24    intervention in purely Serb areas.

25            MR. STEWART:  Indeed, Your Honour, and that seems to fit.

Page 9341

 1            JUDGE ORIE:  Mr. Mandic, it's 7.00.  We adjourn for the day.  I

 2    have one procedural issue to deal with for a moment, but I'd like to

 3    instruct you not to speak with anyone about the testimony you have given

 4    or you're still about to give, and we'd like to see you back at a quarter

 5    past 2.00 tomorrow in the same courtroom.  Oh, no.  I'm making a mistake.

 6    We're not sitting tomorrow.  It's either age or time.  Mr. Mandic, we're

 7    not sitting tomorrow.  Tomorrow is a meeting of the Judges, a plenary

 8    meeting, so none of the Chambers will sit tomorrow.  The day after

 9    tomorrow, a quarter past 2.00, in this same courtroom.  So that is the 9th

10    of December.

11            Madam Usher, would you please escort Mr. Mandic out of the

12    courtroom.

13            THE WITNESS: [Interpretation] Thank you, Your Honour.

14                          [The witness stands down]

15            JUDGE ORIE:  I would like to turn into private session for just a

16    second, and since we'll then adjourn for the day, those in the public

17    gallery might not have a great interest in returning once they have left

18    the public gallery.

19      [Private session] [Confidentiality lifted by order of Trial Chamber]

20            JUDGE ORIE:  We're now in private session.  One of the pending

21    issues is the request to release the closed-session testimony of Milan

22    Babic and the related exhibits under seal.  The Chamber is willing to

23    accommodate this request by the Defence, thus lifting the confidentiality

24    on transcript pages on from 3323 to the end of this testimony, as well as

25    all related exhibits.  It will, however, formally do so only on the 31st

Page 9342

 1    of January of 2005.  Since this allows the parties, as well as Mr. Babic

 2    himself, the opportunity to file further submissions on specific and

 3    objective elements showing the real likelihood of danger or risk still

 4    existing and that the Chamber should reconsider its willingness to proceed

 5    as it just said.

 6            The Chamber, therefore, kindly requests the registrar to convey

 7    this portion of the transcript to the Victims and Witness Section and to

 8    Mr. Babic.

 9            This is the issue I would like to deal with in private session.

10    Perhaps we return now into open session.

11                          [Open session]

12            JUDGE ORIE:  We're back in open session.  If there are no other

13    procedural issues to be raised, we'll adjourn until the 9th of December,

14    so the day after tomorrow, quarter past 2.00, same courtroom.

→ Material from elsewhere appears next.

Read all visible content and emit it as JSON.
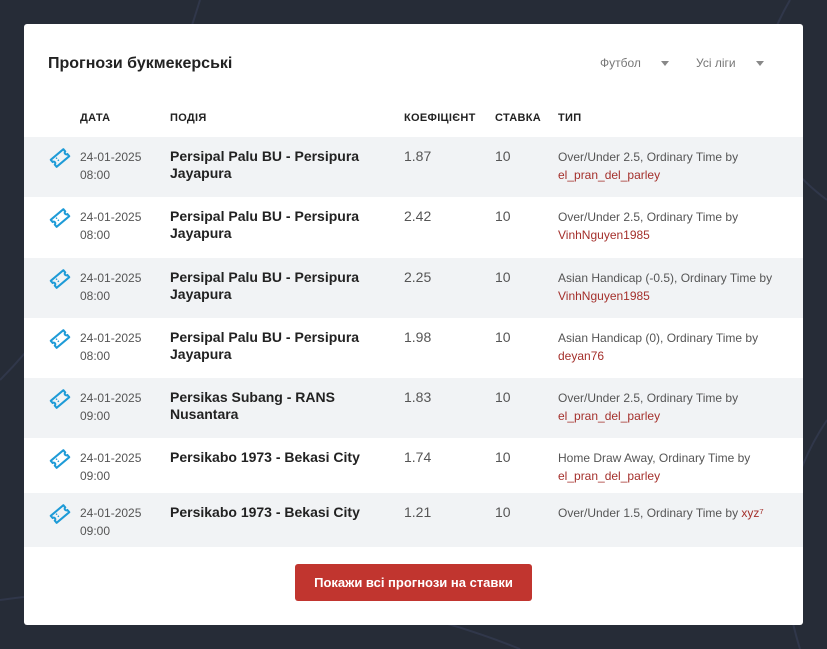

15                          --- Whereupon the hearing adjourned at 7.03 p.m.,

16                          to be reconvened on Thursday, the 9th day of

17                          December 2004, at 2.15 a.m.